Task objective
Repeat all of the records word for word, but skip any picture.

[Excerpts from an interface dataset]
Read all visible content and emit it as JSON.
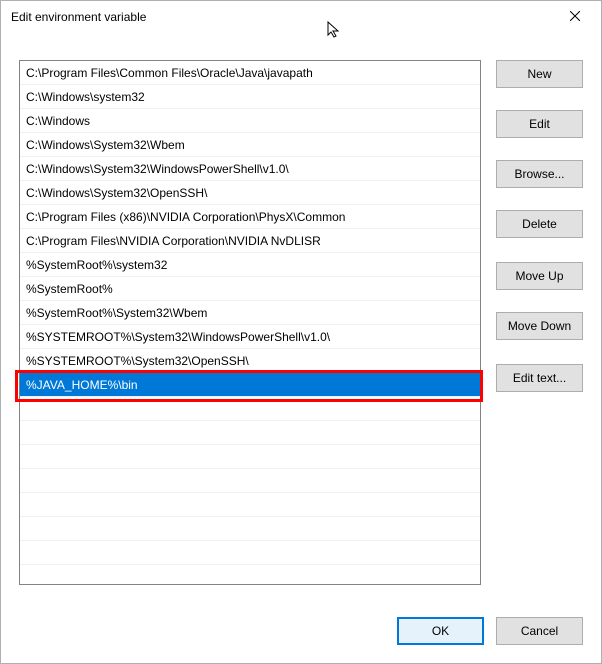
{
  "window": {
    "title": "Edit environment variable"
  },
  "list": {
    "items": [
      "C:\\Program Files\\Common Files\\Oracle\\Java\\javapath",
      "C:\\Windows\\system32",
      "C:\\Windows",
      "C:\\Windows\\System32\\Wbem",
      "C:\\Windows\\System32\\WindowsPowerShell\\v1.0\\",
      "C:\\Windows\\System32\\OpenSSH\\",
      "C:\\Program Files (x86)\\NVIDIA Corporation\\PhysX\\Common",
      "C:\\Program Files\\NVIDIA Corporation\\NVIDIA NvDLISR",
      "%SystemRoot%\\system32",
      "%SystemRoot%",
      "%SystemRoot%\\System32\\Wbem",
      "%SYSTEMROOT%\\System32\\WindowsPowerShell\\v1.0\\",
      "%SYSTEMROOT%\\System32\\OpenSSH\\",
      "%JAVA_HOME%\\bin"
    ],
    "selected_index": 13,
    "highlighted_index": 13
  },
  "buttons": {
    "new": "New",
    "edit": "Edit",
    "browse": "Browse...",
    "delete": "Delete",
    "move_up": "Move Up",
    "move_down": "Move Down",
    "edit_text": "Edit text...",
    "ok": "OK",
    "cancel": "Cancel"
  }
}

Result
Read all visible content and emit it as JSON.
{
  "window": {
    "title": "Edit environment variable"
  },
  "list": {
    "items": [
      "C:\\Program Files\\Common Files\\Oracle\\Java\\javapath",
      "C:\\Windows\\system32",
      "C:\\Windows",
      "C:\\Windows\\System32\\Wbem",
      "C:\\Windows\\System32\\WindowsPowerShell\\v1.0\\",
      "C:\\Windows\\System32\\OpenSSH\\",
      "C:\\Program Files (x86)\\NVIDIA Corporation\\PhysX\\Common",
      "C:\\Program Files\\NVIDIA Corporation\\NVIDIA NvDLISR",
      "%SystemRoot%\\system32",
      "%SystemRoot%",
      "%SystemRoot%\\System32\\Wbem",
      "%SYSTEMROOT%\\System32\\WindowsPowerShell\\v1.0\\",
      "%SYSTEMROOT%\\System32\\OpenSSH\\",
      "%JAVA_HOME%\\bin"
    ],
    "selected_index": 13,
    "highlighted_index": 13
  },
  "buttons": {
    "new": "New",
    "edit": "Edit",
    "browse": "Browse...",
    "delete": "Delete",
    "move_up": "Move Up",
    "move_down": "Move Down",
    "edit_text": "Edit text...",
    "ok": "OK",
    "cancel": "Cancel"
  }
}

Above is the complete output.